The author warrants that the article is original, written by stated author/s, has not been published before, contains no unlawful statements, does not infringe the rights of others, is subject to copyright that is vested exclusively in the author and free of any third party rights, and that any necessary written permissions to quote from other sources have been obtained by the author/s.

If the article contains illustrative material (drawings, photos, graphs, maps), the author declares that the said works are of his authorship, they do not infringe the rights of the third party (including personal rights, i.a. the authorization to reproduce physical likeness) and the author holds exclusive proprietary copyrights. The author publishes the above works as part of the article under the licence "Creative Commons Attribution - By the same conditions 4.0 International".

ATTENTION! When the legal situation of the illustrative material has not been determined and the necessary consent has not been granted by the proprietary copyrights holders, the submitted material will not be accepted for editorial process. At the same time the author takes full responsibility for providing false data (this also regards covering the costs incurred by the University of Silesia Press and financial claims of the third party).
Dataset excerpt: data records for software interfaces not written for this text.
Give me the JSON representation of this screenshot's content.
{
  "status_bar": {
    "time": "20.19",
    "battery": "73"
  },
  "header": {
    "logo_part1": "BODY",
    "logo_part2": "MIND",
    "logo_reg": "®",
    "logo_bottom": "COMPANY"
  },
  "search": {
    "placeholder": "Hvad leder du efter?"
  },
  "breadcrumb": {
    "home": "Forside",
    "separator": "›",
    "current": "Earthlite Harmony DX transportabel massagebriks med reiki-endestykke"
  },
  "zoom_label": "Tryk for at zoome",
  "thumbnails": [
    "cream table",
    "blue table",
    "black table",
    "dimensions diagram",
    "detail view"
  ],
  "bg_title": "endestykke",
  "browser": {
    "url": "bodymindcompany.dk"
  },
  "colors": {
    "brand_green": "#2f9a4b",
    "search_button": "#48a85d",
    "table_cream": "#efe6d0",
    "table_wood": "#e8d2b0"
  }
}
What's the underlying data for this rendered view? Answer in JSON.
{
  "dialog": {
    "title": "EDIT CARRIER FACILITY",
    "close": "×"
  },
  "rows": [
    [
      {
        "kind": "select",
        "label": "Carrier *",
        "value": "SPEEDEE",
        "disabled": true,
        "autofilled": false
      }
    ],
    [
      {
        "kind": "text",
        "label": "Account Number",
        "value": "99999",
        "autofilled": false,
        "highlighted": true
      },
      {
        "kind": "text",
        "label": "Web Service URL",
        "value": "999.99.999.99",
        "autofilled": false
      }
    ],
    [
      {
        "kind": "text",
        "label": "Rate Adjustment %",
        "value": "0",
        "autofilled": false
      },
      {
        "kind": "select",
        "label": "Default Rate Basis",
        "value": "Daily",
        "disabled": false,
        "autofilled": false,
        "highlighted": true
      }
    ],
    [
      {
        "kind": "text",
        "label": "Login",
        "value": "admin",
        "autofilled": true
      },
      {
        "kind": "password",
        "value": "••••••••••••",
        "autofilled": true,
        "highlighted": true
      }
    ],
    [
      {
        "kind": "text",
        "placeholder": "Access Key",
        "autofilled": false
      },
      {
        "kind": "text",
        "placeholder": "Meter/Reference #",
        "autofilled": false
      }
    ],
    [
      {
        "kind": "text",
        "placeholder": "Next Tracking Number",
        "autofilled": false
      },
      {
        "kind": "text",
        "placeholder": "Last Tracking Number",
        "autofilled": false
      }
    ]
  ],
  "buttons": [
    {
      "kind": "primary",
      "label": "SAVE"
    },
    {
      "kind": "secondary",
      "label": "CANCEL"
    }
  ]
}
  1. User Rights

Under the Creative Commons Attribution license, the users are free to share (copy, distribute and transmit the contribution) and adapt (remix, transform, and build upon the material) the article for any purpose, provided they attribute the contribution in the manner specified by the author or licensor.

  1. Co-Authorship

If the article was prepared jointly with other authors, the signatory of this form warrants that he/she has been authorized by all co-authors to sign this agreement on their behalf, and agrees to inform his/her co-authors of the terms of this agreement.

I hereby declare that in the event of withdrawal of the text from the publishing process or submitting it to another publisher without agreement from the editorial office, I agree to cover all costs incurred by the University of Silesia in connection with my application.